→ Task prompt
Print the records below exactly, leaving out nothing.

→ Source information
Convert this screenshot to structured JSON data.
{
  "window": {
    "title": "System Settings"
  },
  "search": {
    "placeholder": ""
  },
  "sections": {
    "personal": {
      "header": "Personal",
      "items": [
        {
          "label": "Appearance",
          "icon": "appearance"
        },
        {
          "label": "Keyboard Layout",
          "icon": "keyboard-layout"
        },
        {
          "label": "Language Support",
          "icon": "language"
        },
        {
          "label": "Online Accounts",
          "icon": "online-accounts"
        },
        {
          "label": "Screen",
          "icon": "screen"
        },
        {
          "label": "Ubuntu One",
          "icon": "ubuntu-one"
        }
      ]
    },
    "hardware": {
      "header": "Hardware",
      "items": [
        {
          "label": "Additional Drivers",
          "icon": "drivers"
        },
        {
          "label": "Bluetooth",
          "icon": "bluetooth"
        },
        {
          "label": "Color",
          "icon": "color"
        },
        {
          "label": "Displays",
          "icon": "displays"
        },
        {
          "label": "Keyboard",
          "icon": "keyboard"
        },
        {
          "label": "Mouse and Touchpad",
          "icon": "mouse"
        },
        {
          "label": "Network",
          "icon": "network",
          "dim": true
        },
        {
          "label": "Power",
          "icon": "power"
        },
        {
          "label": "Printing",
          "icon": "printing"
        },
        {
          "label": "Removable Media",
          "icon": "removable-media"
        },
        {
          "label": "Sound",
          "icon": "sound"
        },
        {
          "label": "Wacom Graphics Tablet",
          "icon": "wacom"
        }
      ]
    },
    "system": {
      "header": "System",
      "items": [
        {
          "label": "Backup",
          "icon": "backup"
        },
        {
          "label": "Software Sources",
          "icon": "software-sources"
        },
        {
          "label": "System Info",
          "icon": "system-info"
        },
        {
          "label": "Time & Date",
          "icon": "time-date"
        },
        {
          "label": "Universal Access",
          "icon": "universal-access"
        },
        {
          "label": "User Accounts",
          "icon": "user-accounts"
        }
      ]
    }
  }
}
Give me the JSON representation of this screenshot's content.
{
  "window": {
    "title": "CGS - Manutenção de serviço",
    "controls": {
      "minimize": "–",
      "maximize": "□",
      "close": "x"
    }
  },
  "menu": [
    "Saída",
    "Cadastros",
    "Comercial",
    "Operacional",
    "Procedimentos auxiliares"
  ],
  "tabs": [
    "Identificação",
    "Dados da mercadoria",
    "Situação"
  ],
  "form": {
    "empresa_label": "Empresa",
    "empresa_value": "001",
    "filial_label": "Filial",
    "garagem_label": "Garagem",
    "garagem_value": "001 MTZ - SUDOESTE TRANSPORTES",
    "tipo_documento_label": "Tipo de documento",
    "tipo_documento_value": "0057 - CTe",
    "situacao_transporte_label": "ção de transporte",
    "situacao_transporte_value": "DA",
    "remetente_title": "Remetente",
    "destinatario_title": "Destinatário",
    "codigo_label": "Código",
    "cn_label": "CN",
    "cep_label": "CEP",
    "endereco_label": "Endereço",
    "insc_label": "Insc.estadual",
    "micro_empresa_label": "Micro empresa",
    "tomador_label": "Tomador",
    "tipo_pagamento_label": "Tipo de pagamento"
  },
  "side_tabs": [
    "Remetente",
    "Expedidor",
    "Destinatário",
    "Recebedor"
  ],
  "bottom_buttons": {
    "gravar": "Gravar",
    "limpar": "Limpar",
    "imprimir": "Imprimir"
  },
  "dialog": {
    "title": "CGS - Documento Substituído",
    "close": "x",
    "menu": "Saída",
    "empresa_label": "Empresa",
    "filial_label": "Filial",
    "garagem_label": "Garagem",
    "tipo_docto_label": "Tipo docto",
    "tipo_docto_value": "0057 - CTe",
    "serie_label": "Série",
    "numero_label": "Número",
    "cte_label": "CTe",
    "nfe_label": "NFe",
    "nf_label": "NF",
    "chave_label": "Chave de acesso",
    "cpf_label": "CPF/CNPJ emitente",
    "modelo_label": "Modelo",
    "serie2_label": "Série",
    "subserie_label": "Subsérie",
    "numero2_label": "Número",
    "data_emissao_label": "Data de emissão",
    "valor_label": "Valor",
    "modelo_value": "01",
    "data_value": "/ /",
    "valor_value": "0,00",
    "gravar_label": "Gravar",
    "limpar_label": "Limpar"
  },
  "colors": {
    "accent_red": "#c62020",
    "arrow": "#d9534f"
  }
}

→ Response
Convert this screenshot to structured JSON data.
{
  "window": {
    "title": "System Settings"
  },
  "search": {
    "placeholder": ""
  },
  "sections": {
    "personal": {
      "header": "Personal",
      "items": [
        {
          "label": "Appearance",
          "icon": "appearance"
        },
        {
          "label": "Keyboard Layout",
          "icon": "keyboard-layout"
        },
        {
          "label": "Language Support",
          "icon": "language"
        },
        {
          "label": "Online Accounts",
          "icon": "online-accounts"
        },
        {
          "label": "Screen",
          "icon": "screen"
        },
        {
          "label": "Ubuntu One",
          "icon": "ubuntu-one"
        }
      ]
    },
    "hardware": {
      "header": "Hardware",
      "items": [
        {
          "label": "Additional Drivers",
          "icon": "drivers"
        },
        {
          "label": "Bluetooth",
          "icon": "bluetooth"
        },
        {
          "label": "Color",
          "icon": "color"
        },
        {
          "label": "Displays",
          "icon": "displays"
        },
        {
          "label": "Keyboard",
          "icon": "keyboard"
        },
        {
          "label": "Mouse and Touchpad",
          "icon": "mouse"
        },
        {
          "label": "Network",
          "icon": "network",
          "dim": true
        },
        {
          "label": "Power",
          "icon": "power"
        },
        {
          "label": "Printing",
          "icon": "printing"
        },
        {
          "label": "Removable Media",
          "icon": "removable-media"
        },
        {
          "label": "Sound",
          "icon": "sound"
        },
        {
          "label": "Wacom Graphics Tablet",
          "icon": "wacom"
        }
      ]
    },
    "system": {
      "header": "System",
      "items": [
        {
          "label": "Backup",
          "icon": "backup"
        },
        {
          "label": "Software Sources",
          "icon": "software-sources"
        },
        {
          "label": "System Info",
          "icon": "system-info"
        },
        {
          "label": "Time & Date",
          "icon": "time-date"
        },
        {
          "label": "Universal Access",
          "icon": "universal-access"
        },
        {
          "label": "User Accounts",
          "icon": "user-accounts"
        }
      ]
    }
  }
}
Give me the JSON representation of this screenshot's content.
{
  "window": {
    "title": "CGS - Manutenção de serviço",
    "controls": {
      "minimize": "–",
      "maximize": "□",
      "close": "x"
    }
  },
  "menu": [
    "Saída",
    "Cadastros",
    "Comercial",
    "Operacional",
    "Procedimentos auxiliares"
  ],
  "tabs": [
    "Identificação",
    "Dados da mercadoria",
    "Situação"
  ],
  "form": {
    "empresa_label": "Empresa",
    "empresa_value": "001",
    "filial_label": "Filial",
    "garagem_label": "Garagem",
    "garagem_value": "001 MTZ - SUDOESTE TRANSPORTES",
    "tipo_documento_label": "Tipo de documento",
    "tipo_documento_value": "0057 - CTe",
    "situacao_transporte_label": "ção de transporte",
    "situacao_transporte_value": "DA",
    "remetente_title": "Remetente",
    "destinatario_title": "Destinatário",
    "codigo_label": "Código",
    "cn_label": "CN",
    "cep_label": "CEP",
    "endereco_label": "Endereço",
    "insc_label": "Insc.estadual",
    "micro_empresa_label": "Micro empresa",
    "tomador_label": "Tomador",
    "tipo_pagamento_label": "Tipo de pagamento"
  },
  "side_tabs": [
    "Remetente",
    "Expedidor",
    "Destinatário",
    "Recebedor"
  ],
  "bottom_buttons": {
    "gravar": "Gravar",
    "limpar": "Limpar",
    "imprimir": "Imprimir"
  },
  "dialog": {
    "title": "CGS - Documento Substituído",
    "close": "x",
    "menu": "Saída",
    "empresa_label": "Empresa",
    "filial_label": "Filial",
    "garagem_label": "Garagem",
    "tipo_docto_label": "Tipo docto",
    "tipo_docto_value": "0057 - CTe",
    "serie_label": "Série",
    "numero_label": "Número",
    "cte_label": "CTe",
    "nfe_label": "NFe",
    "nf_label": "NF",
    "chave_label": "Chave de acesso",
    "cpf_label": "CPF/CNPJ emitente",
    "modelo_label": "Modelo",
    "serie2_label": "Série",
    "subserie_label": "Subsérie",
    "numero2_label": "Número",
    "data_emissao_label": "Data de emissão",
    "valor_label": "Valor",
    "modelo_value": "01",
    "data_value": "/ /",
    "valor_value": "0,00",
    "gravar_label": "Gravar",
    "limpar_label": "Limpar"
  },
  "colors": {
    "accent_red": "#c62020",
    "arrow": "#d9534f"
  }
}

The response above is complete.